# WHAT TO WORK ON
Which of the lines in the records below hold the string "progress"? Copy every one of them.
= = = = = = =
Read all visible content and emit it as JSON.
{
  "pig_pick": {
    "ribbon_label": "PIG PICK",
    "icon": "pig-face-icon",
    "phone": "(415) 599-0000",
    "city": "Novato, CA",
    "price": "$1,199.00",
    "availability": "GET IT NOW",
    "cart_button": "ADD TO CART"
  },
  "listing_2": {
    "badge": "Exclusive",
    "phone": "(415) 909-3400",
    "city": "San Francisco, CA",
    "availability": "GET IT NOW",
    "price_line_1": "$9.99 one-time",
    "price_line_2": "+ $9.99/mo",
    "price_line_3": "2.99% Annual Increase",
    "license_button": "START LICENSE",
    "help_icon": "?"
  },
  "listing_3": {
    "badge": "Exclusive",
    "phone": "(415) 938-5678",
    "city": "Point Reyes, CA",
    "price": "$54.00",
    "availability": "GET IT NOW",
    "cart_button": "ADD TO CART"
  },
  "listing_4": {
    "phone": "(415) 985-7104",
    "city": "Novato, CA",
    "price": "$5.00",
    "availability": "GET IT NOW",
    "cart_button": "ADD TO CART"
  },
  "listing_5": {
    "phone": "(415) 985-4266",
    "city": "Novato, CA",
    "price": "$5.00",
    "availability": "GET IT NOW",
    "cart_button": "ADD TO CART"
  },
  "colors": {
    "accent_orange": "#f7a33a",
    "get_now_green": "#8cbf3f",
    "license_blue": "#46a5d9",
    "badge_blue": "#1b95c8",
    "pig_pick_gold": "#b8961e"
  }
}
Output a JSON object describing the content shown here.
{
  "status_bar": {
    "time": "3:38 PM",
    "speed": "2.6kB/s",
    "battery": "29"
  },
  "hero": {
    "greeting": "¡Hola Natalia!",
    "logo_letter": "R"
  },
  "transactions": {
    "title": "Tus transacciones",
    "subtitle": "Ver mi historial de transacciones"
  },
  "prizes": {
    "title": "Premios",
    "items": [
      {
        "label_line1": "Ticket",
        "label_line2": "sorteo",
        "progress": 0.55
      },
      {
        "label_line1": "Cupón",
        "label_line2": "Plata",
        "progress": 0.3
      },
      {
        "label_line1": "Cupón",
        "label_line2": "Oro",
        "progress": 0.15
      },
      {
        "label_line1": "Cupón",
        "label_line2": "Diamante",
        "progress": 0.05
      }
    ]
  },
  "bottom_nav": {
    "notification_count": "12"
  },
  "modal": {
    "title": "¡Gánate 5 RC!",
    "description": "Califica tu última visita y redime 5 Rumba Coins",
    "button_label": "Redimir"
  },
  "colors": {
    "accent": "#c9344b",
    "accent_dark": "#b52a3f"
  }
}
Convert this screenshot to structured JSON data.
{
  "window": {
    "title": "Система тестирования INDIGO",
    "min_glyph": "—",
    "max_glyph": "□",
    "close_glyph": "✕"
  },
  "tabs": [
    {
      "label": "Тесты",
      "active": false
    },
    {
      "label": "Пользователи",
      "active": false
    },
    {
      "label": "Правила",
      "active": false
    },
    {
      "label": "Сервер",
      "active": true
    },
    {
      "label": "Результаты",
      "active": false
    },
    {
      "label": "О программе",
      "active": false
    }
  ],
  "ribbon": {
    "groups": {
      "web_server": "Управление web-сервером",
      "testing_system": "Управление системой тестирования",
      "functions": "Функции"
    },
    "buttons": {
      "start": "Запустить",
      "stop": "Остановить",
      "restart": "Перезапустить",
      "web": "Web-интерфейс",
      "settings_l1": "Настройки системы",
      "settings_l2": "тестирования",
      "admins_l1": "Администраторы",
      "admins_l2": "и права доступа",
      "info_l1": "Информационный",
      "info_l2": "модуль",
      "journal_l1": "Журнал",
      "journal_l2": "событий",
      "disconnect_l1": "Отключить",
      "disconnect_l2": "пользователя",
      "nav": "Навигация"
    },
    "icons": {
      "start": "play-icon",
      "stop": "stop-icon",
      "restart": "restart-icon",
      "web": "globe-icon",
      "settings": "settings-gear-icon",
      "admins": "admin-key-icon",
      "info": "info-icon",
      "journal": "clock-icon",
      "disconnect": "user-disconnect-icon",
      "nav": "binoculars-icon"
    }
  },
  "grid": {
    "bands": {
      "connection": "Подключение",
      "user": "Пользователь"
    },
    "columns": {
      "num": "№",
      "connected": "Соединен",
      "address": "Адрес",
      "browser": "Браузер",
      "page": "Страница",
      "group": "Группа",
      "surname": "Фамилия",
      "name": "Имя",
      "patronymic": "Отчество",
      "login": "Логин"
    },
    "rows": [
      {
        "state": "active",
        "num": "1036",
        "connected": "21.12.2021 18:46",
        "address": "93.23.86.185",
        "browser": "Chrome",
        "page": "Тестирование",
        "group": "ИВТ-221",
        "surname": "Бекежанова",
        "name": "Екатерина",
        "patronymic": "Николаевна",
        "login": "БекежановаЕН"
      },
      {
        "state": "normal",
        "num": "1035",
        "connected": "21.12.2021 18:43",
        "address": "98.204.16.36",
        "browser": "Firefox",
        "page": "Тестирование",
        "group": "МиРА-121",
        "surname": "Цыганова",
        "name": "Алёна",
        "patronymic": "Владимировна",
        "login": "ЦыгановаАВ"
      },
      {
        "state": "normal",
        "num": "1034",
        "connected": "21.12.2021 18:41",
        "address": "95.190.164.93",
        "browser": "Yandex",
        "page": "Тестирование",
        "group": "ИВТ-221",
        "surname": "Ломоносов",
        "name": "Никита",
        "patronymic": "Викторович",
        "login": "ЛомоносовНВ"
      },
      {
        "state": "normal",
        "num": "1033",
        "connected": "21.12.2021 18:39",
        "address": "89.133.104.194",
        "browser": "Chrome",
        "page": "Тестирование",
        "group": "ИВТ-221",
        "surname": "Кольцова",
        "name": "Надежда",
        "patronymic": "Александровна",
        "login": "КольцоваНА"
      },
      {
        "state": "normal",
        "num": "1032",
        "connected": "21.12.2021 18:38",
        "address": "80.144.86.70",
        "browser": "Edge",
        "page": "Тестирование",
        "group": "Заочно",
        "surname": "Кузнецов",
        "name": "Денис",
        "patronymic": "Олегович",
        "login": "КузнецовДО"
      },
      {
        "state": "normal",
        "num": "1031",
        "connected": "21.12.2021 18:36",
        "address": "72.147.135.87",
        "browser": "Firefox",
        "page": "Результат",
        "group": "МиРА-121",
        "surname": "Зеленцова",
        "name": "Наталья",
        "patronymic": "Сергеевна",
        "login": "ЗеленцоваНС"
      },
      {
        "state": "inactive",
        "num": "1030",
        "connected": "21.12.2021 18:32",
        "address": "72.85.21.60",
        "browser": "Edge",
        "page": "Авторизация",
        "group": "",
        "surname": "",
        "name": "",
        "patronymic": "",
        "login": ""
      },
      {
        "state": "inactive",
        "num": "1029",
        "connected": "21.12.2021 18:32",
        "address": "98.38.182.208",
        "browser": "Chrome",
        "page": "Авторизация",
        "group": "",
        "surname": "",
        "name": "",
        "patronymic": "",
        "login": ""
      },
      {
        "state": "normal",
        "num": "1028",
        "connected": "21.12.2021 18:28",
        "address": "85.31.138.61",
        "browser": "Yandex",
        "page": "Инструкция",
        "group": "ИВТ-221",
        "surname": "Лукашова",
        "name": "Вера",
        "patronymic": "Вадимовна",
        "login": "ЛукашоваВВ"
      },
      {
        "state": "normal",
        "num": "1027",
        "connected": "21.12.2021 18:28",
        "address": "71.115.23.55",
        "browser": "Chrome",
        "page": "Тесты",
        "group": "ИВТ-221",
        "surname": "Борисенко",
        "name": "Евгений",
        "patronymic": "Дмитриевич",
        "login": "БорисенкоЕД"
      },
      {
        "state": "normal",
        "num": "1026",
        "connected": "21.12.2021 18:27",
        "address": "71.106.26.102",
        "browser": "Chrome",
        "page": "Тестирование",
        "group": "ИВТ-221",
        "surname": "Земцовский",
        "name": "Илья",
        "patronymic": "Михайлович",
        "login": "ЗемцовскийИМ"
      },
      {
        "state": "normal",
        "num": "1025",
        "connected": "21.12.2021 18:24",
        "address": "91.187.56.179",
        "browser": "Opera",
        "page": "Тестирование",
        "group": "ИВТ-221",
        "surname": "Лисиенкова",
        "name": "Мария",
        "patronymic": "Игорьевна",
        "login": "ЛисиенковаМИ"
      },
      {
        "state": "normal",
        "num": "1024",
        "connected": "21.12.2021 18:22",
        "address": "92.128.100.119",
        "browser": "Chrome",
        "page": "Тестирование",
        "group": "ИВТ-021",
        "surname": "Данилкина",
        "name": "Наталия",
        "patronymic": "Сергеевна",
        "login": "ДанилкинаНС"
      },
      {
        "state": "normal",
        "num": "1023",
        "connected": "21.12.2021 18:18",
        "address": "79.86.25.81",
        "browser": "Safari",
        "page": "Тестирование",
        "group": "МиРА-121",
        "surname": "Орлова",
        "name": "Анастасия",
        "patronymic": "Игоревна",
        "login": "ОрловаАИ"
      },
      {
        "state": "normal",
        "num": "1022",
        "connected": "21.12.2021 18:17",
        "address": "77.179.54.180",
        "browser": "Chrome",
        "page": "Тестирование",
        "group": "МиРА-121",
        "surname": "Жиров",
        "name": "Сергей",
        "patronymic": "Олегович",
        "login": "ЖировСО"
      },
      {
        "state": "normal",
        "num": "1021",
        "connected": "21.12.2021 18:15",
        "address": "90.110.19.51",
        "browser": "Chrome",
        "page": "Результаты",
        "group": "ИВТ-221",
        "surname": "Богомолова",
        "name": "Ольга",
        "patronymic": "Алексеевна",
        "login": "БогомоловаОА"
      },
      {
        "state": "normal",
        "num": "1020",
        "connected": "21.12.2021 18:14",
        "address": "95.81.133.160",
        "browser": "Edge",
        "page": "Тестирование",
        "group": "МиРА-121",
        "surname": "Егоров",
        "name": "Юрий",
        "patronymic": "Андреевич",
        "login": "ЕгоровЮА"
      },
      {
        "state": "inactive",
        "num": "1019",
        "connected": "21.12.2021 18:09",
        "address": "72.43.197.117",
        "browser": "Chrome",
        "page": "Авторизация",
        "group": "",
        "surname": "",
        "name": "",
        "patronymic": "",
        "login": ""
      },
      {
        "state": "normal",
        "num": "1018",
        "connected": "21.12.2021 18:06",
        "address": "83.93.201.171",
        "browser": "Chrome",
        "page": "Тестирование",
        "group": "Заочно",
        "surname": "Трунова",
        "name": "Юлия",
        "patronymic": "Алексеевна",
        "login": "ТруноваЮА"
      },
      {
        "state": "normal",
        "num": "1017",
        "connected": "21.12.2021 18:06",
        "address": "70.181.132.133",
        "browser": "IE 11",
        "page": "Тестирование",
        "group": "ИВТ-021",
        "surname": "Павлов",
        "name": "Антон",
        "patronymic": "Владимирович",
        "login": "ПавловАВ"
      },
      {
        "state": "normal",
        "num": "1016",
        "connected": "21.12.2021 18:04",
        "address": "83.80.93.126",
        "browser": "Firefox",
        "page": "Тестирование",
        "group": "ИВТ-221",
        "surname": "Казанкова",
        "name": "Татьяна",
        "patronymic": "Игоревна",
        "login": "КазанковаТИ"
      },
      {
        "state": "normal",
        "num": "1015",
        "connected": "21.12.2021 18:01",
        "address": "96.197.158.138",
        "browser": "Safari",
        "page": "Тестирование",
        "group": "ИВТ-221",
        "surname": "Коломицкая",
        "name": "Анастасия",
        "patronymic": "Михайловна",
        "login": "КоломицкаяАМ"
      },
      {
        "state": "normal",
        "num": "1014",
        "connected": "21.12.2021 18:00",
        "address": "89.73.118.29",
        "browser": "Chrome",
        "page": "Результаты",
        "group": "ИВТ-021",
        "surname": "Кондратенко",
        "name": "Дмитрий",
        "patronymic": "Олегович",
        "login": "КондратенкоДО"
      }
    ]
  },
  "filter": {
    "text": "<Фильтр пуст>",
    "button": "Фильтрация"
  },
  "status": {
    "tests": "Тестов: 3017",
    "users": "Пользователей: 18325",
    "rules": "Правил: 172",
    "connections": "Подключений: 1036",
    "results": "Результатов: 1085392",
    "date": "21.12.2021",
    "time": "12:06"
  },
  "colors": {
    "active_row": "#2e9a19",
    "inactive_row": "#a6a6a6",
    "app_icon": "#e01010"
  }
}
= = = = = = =
# PROBLEM SOLUTION
        "progress": 0.55
        "progress": 0.3
        "progress": 0.15
        "progress": 0.05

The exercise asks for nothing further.